David Cameron has promised to campaign against Scottish independence with “everything we've got” as negotiations over a referendum entered their final stages.
The Prime Minister will meet Scottish First Minister Alex Salmond on Monday to finalise arrangements for the referendum expected in autumn 2014.
In his speech to the Conservative Party conference, Mr Cameron asked: "What could matter more than saving our United Kingdom?"
The referendum ballot paper is expected to have a single Yes/No question on whether Scotland should leave the United Kingdom.
It is also expected that the agreement will make provisions for 16-year-olds in Scotland to vote in the referendum.
Mr Cameron told activists in Birmingham that the Olympics had highlighted the depth of feeling for the United Kingdom.
"Whether our athletes were English, Scottish, Welsh or from Northern Ireland, they draped themselves in one flag.
"Now, there's one person who didn't like that and he's called Alex Salmond.
"I'm going to see him on Monday to sort out that referendum on independence by the end of 2014.
"There are many things I want this coalition Government to do but what could matter more than saving our United Kingdom?
"Let's say it: we're better together and we'll rise together - and let us fight that referendum with everything we've got."
Mr Salmond, speaking in Edinburgh today, insisted there is still work to be done to finalise the decision on the staging of the referendum.
Scottish Secretary Michael Moore and Deputy First Minister Nicola Sturgeon - leading negotiations for the two governments - still have work to do, he said.
"Great progress has been made and I'm certainly hoping and optimistic that a deal can be done next week," he added.
"But a deal ain't done until it's finalised. There are a number of issues that are still to be resolved.
"I hope they can be resolved - that's the expectation."
He would not be drawn on what loose ends there are.
The two sides have been trying to come to agreement on issues such as the question, or number of questions, and whether to reduce the voting age to 16.
Mr Salmond criticised Scotland Office minister David Mundell for appearing to suggest at the Tory conference yesterday that an agreement has been reached on limiting the ballot to a straight Yes/No question.
The First Minister said: "I don't think these pre-emptive leaks are helpful, I think they're a bit silly actually.

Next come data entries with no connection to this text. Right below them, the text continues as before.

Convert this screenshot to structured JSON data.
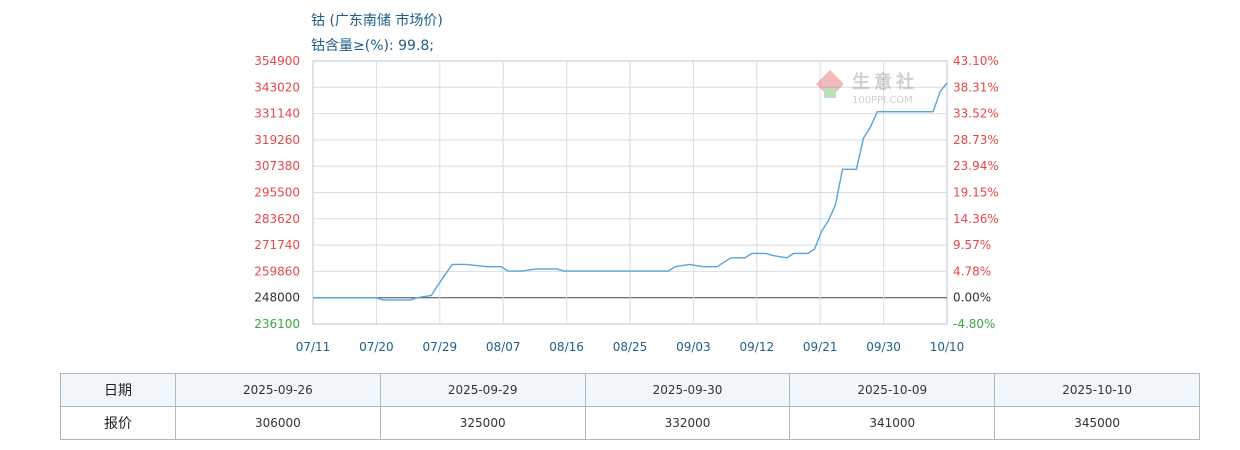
{
  "header": {
    "title": "钴 (广东南储 市场价)",
    "subtitle": "钴含量≥(%): 99.8;"
  },
  "watermark": {
    "name": "生意社",
    "site": "100PPI.COM"
  },
  "colors": {
    "line": "#5aa3d8",
    "left_axis": "#e8474a",
    "pos_pct": "#e8474a",
    "neg": "#3ea640",
    "zero": "#333333",
    "date": "#1f5e8a"
  },
  "chart_data": {
    "type": "line",
    "x_ticks": [
      "07/11",
      "07/20",
      "07/29",
      "08/07",
      "08/16",
      "08/25",
      "09/03",
      "09/12",
      "09/21",
      "09/30",
      "10/10"
    ],
    "y_ticks": [
      "236100",
      "248000",
      "259860",
      "271740",
      "283620",
      "295500",
      "307380",
      "319260",
      "331140",
      "343020",
      "354900"
    ],
    "y_pct_ticks": [
      "-4.80%",
      "0.00%",
      "4.78%",
      "9.57%",
      "14.36%",
      "19.15%",
      "23.94%",
      "28.73%",
      "33.52%",
      "38.31%",
      "43.10%"
    ],
    "ylim": [
      236100,
      354900
    ],
    "xlim": [
      "2025-07-11",
      "2025-10-10"
    ],
    "grid": true,
    "series": [
      {
        "points": [
          [
            "2025-07-11",
            248000
          ],
          [
            "2025-07-20",
            248000
          ],
          [
            "2025-07-21",
            247000
          ],
          [
            "2025-07-25",
            247000
          ],
          [
            "2025-07-26",
            248000
          ],
          [
            "2025-07-28",
            249000
          ],
          [
            "2025-07-29",
            254000
          ],
          [
            "2025-07-31",
            263000
          ],
          [
            "2025-08-02",
            263000
          ],
          [
            "2025-08-05",
            262000
          ],
          [
            "2025-08-07",
            262000
          ],
          [
            "2025-08-08",
            260000
          ],
          [
            "2025-08-10",
            260000
          ],
          [
            "2025-08-12",
            261000
          ],
          [
            "2025-08-15",
            261000
          ],
          [
            "2025-08-16",
            260000
          ],
          [
            "2025-08-31",
            260000
          ],
          [
            "2025-09-01",
            262000
          ],
          [
            "2025-09-03",
            263000
          ],
          [
            "2025-09-05",
            262000
          ],
          [
            "2025-09-07",
            262000
          ],
          [
            "2025-09-09",
            266000
          ],
          [
            "2025-09-11",
            266000
          ],
          [
            "2025-09-12",
            268000
          ],
          [
            "2025-09-14",
            268000
          ],
          [
            "2025-09-15",
            267000
          ],
          [
            "2025-09-17",
            266000
          ],
          [
            "2025-09-18",
            268000
          ],
          [
            "2025-09-20",
            268000
          ],
          [
            "2025-09-21",
            270000
          ],
          [
            "2025-09-22",
            278000
          ],
          [
            "2025-09-23",
            283000
          ],
          [
            "2025-09-24",
            290000
          ],
          [
            "2025-09-25",
            306000
          ],
          [
            "2025-09-26",
            306000
          ],
          [
            "2025-09-27",
            306000
          ],
          [
            "2025-09-28",
            320000
          ],
          [
            "2025-09-29",
            325000
          ],
          [
            "2025-09-30",
            332000
          ],
          [
            "2025-10-08",
            332000
          ],
          [
            "2025-10-09",
            341000
          ],
          [
            "2025-10-10",
            345000
          ]
        ]
      }
    ]
  },
  "table": {
    "row_labels": [
      "日期",
      "报价"
    ],
    "dates": [
      "2025-09-26",
      "2025-09-29",
      "2025-09-30",
      "2025-10-09",
      "2025-10-10"
    ],
    "prices": [
      "306000",
      "325000",
      "332000",
      "341000",
      "345000"
    ]
  }
}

"I'm not sure why they were done. Perhaps people get over-enthusiastic in the late night atmosphere of a party conference. I don't know.
"Nevertheless you shouldn't broadcast that a deal has been done until it's done."